5 out of 5

Man, I’d been somewhat asking for the dissolution of Vertigo in recent years – it just felt like a shadow of itself – and going back and checking out something from its golden years, like Heartthrobs, runs me through that feeling, page by page.  This was an anthology comic, something the imprint did quite of few of during the 90s, and they were often just packed with talent, the kind of names you recognized at the time and would continue to see for years to come.  The title suggests the theme – stories of love, of heartbreak – but the expression of that seemed mostly up to the creators, bouncing between sci-fi, fantasy, horror, true-life, twist endings, etcetera and etcetera.  Kudos must go to editor Axel Alonso for making sure each issue was balanced, both in tone – a mix of light and dark – and in look – a mix of different stylizations from the crew of creators.

The frontispiece / title page on each book (Carlos Batts and Scott Ewen) is often a little crowded, but it matches the behind-the-curtains vibe of the series all the same; the following page is a cute listing of first heartbreaks for each of the writers and artists featured in that issue.

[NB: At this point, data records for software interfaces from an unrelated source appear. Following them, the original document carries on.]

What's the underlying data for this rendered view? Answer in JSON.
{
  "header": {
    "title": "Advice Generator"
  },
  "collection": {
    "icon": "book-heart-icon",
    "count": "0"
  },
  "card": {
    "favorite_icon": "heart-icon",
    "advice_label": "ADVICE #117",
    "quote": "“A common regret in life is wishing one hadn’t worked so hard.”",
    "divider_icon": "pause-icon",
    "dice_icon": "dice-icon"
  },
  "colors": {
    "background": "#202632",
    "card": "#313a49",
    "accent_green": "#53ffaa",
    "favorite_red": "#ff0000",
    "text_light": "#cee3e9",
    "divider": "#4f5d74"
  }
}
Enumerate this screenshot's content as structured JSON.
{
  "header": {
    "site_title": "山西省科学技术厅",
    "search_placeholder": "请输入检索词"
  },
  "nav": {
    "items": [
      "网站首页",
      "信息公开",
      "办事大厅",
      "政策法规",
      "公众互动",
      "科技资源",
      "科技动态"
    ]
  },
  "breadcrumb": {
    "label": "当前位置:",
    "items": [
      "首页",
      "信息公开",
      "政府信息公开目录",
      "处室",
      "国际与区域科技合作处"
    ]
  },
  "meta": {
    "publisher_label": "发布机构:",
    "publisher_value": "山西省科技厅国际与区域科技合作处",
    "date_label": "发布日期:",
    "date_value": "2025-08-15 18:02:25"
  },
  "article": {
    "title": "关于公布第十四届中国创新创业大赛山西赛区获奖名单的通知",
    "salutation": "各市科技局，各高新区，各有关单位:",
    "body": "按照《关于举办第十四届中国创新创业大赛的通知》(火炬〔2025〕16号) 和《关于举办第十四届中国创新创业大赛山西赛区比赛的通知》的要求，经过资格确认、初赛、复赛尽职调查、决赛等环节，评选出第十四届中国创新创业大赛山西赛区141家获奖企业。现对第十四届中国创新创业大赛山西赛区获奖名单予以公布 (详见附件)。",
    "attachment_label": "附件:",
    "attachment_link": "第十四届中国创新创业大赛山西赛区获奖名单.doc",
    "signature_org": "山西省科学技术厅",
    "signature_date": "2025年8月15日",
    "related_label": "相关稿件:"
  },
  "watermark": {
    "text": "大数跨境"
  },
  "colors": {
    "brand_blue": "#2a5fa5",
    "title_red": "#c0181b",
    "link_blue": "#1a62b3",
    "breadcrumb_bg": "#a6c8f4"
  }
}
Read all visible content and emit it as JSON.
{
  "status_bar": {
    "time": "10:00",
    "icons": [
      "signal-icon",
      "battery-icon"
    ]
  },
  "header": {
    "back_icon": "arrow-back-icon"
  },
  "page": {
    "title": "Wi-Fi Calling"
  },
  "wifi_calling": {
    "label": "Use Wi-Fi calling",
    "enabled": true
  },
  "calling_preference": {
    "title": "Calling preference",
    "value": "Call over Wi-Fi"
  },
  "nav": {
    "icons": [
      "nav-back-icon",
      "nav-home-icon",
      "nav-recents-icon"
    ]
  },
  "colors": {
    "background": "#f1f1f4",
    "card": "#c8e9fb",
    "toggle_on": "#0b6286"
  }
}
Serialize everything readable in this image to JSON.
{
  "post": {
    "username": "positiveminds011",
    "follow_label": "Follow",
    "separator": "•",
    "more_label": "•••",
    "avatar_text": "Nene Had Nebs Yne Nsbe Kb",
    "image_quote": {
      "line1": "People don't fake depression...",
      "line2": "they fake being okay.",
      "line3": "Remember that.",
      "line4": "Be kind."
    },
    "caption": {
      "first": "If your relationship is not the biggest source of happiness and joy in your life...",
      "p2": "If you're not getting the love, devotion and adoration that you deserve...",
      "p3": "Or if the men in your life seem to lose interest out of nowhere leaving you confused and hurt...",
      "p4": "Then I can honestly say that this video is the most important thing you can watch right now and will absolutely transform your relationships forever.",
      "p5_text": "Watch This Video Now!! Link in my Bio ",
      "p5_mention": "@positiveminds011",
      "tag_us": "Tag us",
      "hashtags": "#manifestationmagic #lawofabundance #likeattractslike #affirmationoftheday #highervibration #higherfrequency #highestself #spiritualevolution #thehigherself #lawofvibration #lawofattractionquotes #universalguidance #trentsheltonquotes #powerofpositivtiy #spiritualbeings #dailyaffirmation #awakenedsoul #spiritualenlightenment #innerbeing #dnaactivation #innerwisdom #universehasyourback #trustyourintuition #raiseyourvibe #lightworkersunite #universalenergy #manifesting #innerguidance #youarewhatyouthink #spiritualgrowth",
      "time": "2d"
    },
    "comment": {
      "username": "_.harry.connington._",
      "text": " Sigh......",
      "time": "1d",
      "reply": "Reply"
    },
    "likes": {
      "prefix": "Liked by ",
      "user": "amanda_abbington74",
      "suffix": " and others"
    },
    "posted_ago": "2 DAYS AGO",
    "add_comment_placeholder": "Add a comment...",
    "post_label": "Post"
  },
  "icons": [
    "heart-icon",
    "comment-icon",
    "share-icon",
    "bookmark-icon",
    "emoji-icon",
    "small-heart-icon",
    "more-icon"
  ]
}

And then we’re off: three tales per story, varying lengths, and even when I’ll say the writer or artist or tale isn’t necessarily someone whose work I like, or a story I was floored by, it’s the sign of a well put together comic that I still enjoyed going through those entries; they feel like full-fledged and required parts of the book.  But even with those exceptions, there are some great stories here – some truly unexpected ones – and that mix, to me, suggests that everyone will likely find their own highlights.

Since I partially bought this for Gerber (there were other writers at the time I was into, though), some words on his entry, which is the last one in issue 4: while it doesn’t have much of an ending, its exploration of chat room sexting was / is miraculously modern, and once again reminds me how on point Gerber generally was, even as an older man.